Scratching is normal behavior for cats to keep their claws sharp and fresh, but also stretches the muscles in their forelimbs, shoulders and back. Cats need a good TALL scratching post to get the full stretch. Each cat also has individual preferences for textures (carpet, sisal rope, cardboard, wood) and positioning - vertical vs horizontal surfaces, so work with your cat to find their favorites then provide them in comfortable locations. If your cat has already picked out some inappropriate (in human opinion) locations to scratch, it can help to place a good scratching post in that area to re-direct the behavior, or obstacles, double-sided sticky tape, aluminum foil or other objects to make clawing in that area less appealing until more acceptable habits are established (these obstacles can also help with urination or defecation in undesirable locations). Regular nail trimming keeps the claws from becoming too sharp and plastic nail caps are also an alternative to protect sensitive skin and furniture.

Video link and more nail trimming info

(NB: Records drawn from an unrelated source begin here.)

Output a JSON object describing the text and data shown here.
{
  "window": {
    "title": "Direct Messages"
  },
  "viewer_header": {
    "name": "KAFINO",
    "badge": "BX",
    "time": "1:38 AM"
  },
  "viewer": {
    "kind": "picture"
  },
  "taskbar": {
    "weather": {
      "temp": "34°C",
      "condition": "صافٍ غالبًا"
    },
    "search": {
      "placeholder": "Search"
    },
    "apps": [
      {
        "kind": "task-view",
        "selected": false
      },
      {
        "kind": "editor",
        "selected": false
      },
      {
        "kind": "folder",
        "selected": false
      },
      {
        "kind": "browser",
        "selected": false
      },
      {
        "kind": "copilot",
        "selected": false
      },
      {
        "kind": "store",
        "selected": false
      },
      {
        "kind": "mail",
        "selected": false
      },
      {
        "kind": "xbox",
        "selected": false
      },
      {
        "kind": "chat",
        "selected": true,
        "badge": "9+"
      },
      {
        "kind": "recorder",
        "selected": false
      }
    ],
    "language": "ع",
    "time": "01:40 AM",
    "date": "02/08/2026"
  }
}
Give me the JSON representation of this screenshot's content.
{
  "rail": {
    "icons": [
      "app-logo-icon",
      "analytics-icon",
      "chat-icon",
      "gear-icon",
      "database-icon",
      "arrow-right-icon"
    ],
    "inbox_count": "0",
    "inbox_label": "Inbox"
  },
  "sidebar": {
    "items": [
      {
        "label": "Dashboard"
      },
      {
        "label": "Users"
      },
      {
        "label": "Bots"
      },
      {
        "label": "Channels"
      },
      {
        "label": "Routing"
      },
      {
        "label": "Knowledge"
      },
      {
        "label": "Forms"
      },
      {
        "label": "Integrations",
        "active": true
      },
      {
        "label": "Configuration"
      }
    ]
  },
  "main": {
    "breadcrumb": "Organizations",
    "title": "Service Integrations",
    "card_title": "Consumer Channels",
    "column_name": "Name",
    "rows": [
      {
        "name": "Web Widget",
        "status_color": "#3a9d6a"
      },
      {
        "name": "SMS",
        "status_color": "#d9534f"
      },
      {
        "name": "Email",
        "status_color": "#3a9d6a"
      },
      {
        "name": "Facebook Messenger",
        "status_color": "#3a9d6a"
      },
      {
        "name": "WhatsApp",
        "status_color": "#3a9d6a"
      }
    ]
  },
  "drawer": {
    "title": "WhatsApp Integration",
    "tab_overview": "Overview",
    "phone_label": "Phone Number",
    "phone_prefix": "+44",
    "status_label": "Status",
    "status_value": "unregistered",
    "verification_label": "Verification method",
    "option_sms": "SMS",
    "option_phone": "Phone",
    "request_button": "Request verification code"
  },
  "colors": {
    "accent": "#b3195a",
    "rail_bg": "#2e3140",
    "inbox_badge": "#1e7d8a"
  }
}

Declaw surgery should be considered only if other attempts to reduce scratching fail. The American Veterinary Medical Association (AVMA) has a video discussing declawing cats and showing the surgical procedure which includes the amputation of the nail as well as the bone at the tip of the toe. This is a painful procedure and pain medication should not be optional during recovery and healing time.

AVMA video on surgical cat declaw

Litterbox Training

Most cats naturally prefer to use sand or dirt for urination and defecation, so teaching them to use a litterbox indoors is usually pretty easy, especially when you start with them in a smaller space such as one room. The problem usually comes when the cat develops either a medical condition that affects its litterbox use, such as diabetes, urinary tract infections, or arthritis, or behavioral issues that lead to urine marking. Sometimes cats develop an aversion to their current litterbox due to a scary incident in the area such as a washing machine suddenly coming on, or perceived threats from other cats or children. Litterboxes need to be placed in quiet areas and need to be plentiful -one for each cat in the household plus one more is the recommendation.

There are a few different types of substrate to choose from such as clay, newspaper pellets, or wheat litter, so try a few different kinds of litter in different boxes to determine your cat's preference if you are having problems with training.

Most importantly, keep the litterbox clean. Cats don't like to step into a dirty litterbox (would you?), so scoop it at least once daily and completely change the litter and clean the box weekly. Prevention is the key with housesoiling issues. Once the habits are started, they are much harder to break, so a little effort every day really pays off here.

If you are already having litterbox issues, it is important to act fast in order to break any bad habits. A veterinary visit can be very helpful here to rule out medical causes and to lay out a plan to re-establish potty habits that you can live with!